We Were There When Jazz was Invented
Tuesday, January 24th, 2012 at 11:00 AM
Chan Centre for the Performing Arts
“Joy Harjo is a poet of music just as she is a poet of words.” —Paul Winter, Grammy award winning saxophonist
Joy Harjo, internationally-known poet, performer, writer, and saxophone player of the Mvskoke/Creek Nation, will be performing at the Chan Centre in an event called “We Were There When Jazz Was Invented.” This multi-format event will include a musical performance by Harjo and a question and answer session which will be moderated by freelance Aboriginal arts activist, promoter and radio producer, Elaine Bomberry.
This winter, Harjo is doing a residency at UBC’s First Nations Longhouse. During her residency Harjo will work with UBC faculty and students; perform her one-woman play, “Wings of Night Sky, Wings of Morning Light” and present a concert at the First Nations Longhouse. A renowned musician, Harjo has released four award-winning CDs and in 2009 won a Native American Music Award (NAMMY) for Best Female Artist of the Year for Winding Through the Milky Way.
Harjo’s seven books of poetry include How We Became Human: New and Selected Poems, The Woman Who Fell From the Sky, and She Had Some Horses, all published by W.W. Norton. Her poetry has garnered many awards including the New Mexico Governor’s Award for Excellence in the Arts and the Lifetime Achievement Award from the Native Writers Circle of the Americas.
She wrote the award-winning children’s book, The Good Luck Cat (Harcourt), and a young adult, coming-of-age-book, For A Girl Becoming, which won a Moonbeam Award and a Silver Medal from the Independent Publishers Awards.

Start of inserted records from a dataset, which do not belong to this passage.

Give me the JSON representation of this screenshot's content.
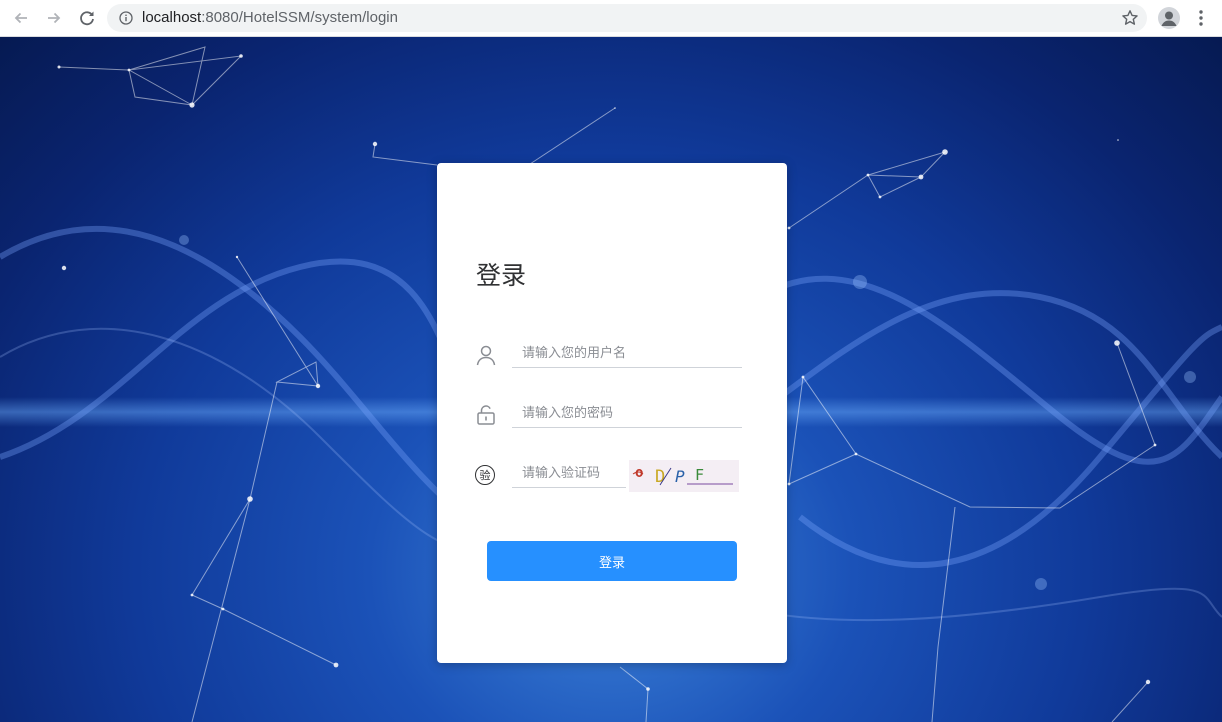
{
  "browser": {
    "url_host": "localhost",
    "url_path": ":8080/HotelSSM/system/login",
    "back_icon": "arrow-left-icon",
    "forward_icon": "arrow-right-icon",
    "reload_icon": "reload-icon",
    "info_icon": "info-icon",
    "star_icon": "star-icon",
    "profile_icon": "avatar-icon",
    "menu_icon": "kebab-menu-icon"
  },
  "login": {
    "title": "登录",
    "username_placeholder": "请输入您的用户名",
    "password_placeholder": "请输入您的密码",
    "captcha_placeholder": "请输入验证码",
    "captcha_icon_text": "验",
    "captcha_chars": [
      "o",
      "D",
      "P",
      "F"
    ],
    "submit_label": "登录"
  },
  "colors": {
    "primary": "#2690ff",
    "card_bg": "#ffffff",
    "title": "#303133",
    "bg_dark": "#061a52",
    "bg_light": "#3d83d9"
  }
}
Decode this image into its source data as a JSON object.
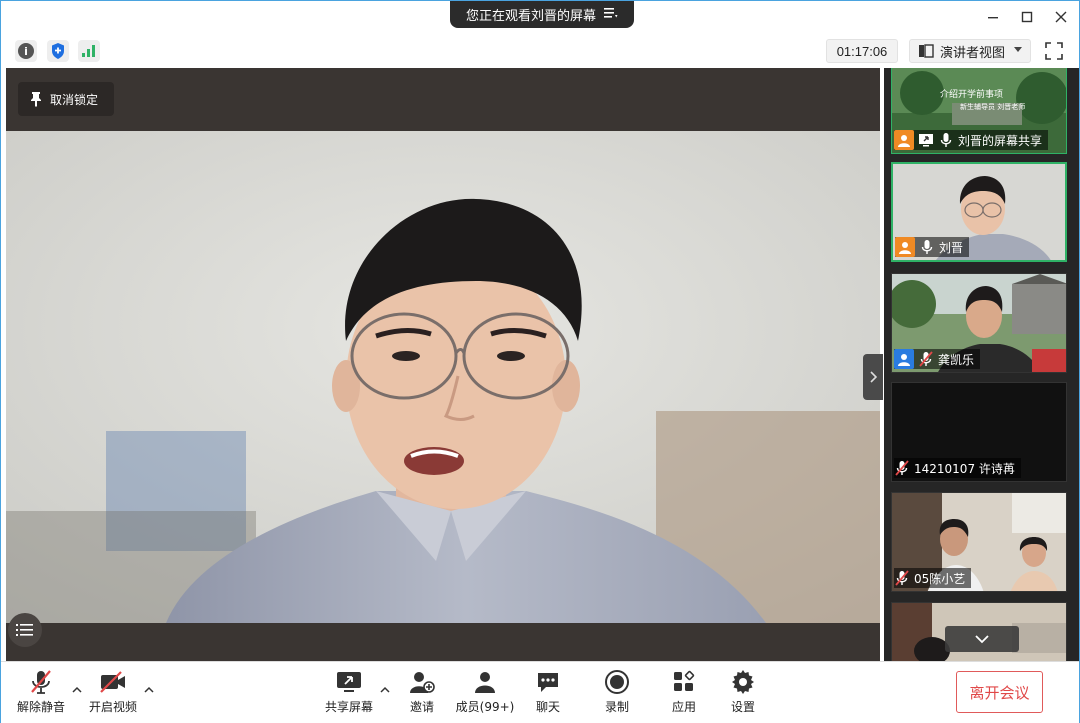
{
  "banner": {
    "text": "您正在观看刘晋的屏幕"
  },
  "toolbar": {
    "timer": "01:17:06",
    "view_mode": "演讲者视图"
  },
  "main": {
    "unlock_label": "取消锁定"
  },
  "participants": [
    {
      "name": "刘晋的屏幕共享",
      "share_text_1": "介绍开学前事项",
      "share_text_2": "新生辅导员  刘晋老师"
    },
    {
      "name": "刘晋"
    },
    {
      "name": "龚凯乐"
    },
    {
      "name": "14210107 许诗苒"
    },
    {
      "name": "05陈小艺"
    }
  ],
  "bottom": {
    "unmute": "解除静音",
    "start_video": "开启视频",
    "share_screen": "共享屏幕",
    "invite": "邀请",
    "members": "成员(99+)",
    "chat": "聊天",
    "record": "录制",
    "apps": "应用",
    "settings": "设置",
    "leave": "离开会议"
  },
  "colors": {
    "accent_green": "#2fb266",
    "leave_red": "#e04848",
    "muted_red": "#e04848"
  }
}
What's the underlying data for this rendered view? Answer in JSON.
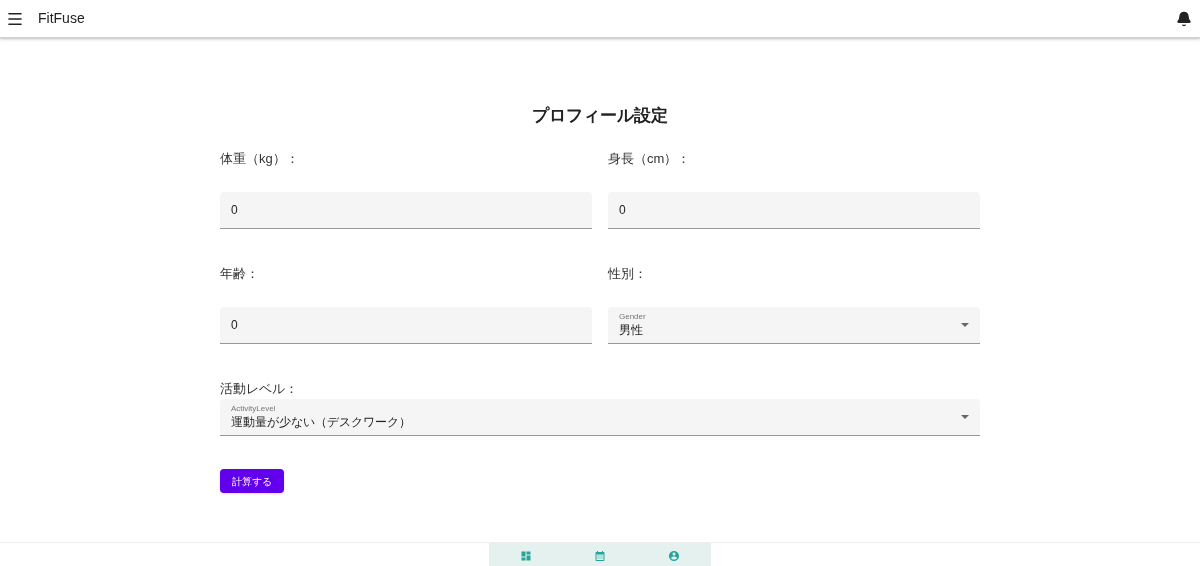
{
  "app_bar": {
    "title": "FitFuse"
  },
  "form": {
    "title": "プロフィール設定",
    "fields": [
      {
        "kind": "input",
        "label": "体重（kg）：",
        "value": "0"
      },
      {
        "kind": "input",
        "label": "身長（cm）：",
        "value": "0"
      },
      {
        "kind": "input",
        "label": "年齢：",
        "value": "0"
      },
      {
        "kind": "select",
        "label": "性別：",
        "select_label": "Gender",
        "value": "男性"
      },
      {
        "kind": "select",
        "label": "活動レベル：",
        "select_label": "ActivityLevel",
        "value": "運動量が少ない（デスクワーク）"
      }
    ],
    "submit": "計算する"
  },
  "bottom_nav": [
    {
      "kind": "dashboard"
    },
    {
      "kind": "calendar"
    },
    {
      "kind": "profile"
    }
  ]
}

A memoir, Crazy Brave, is due out from W.W. Norton in 2012.
This event is free and open to the public.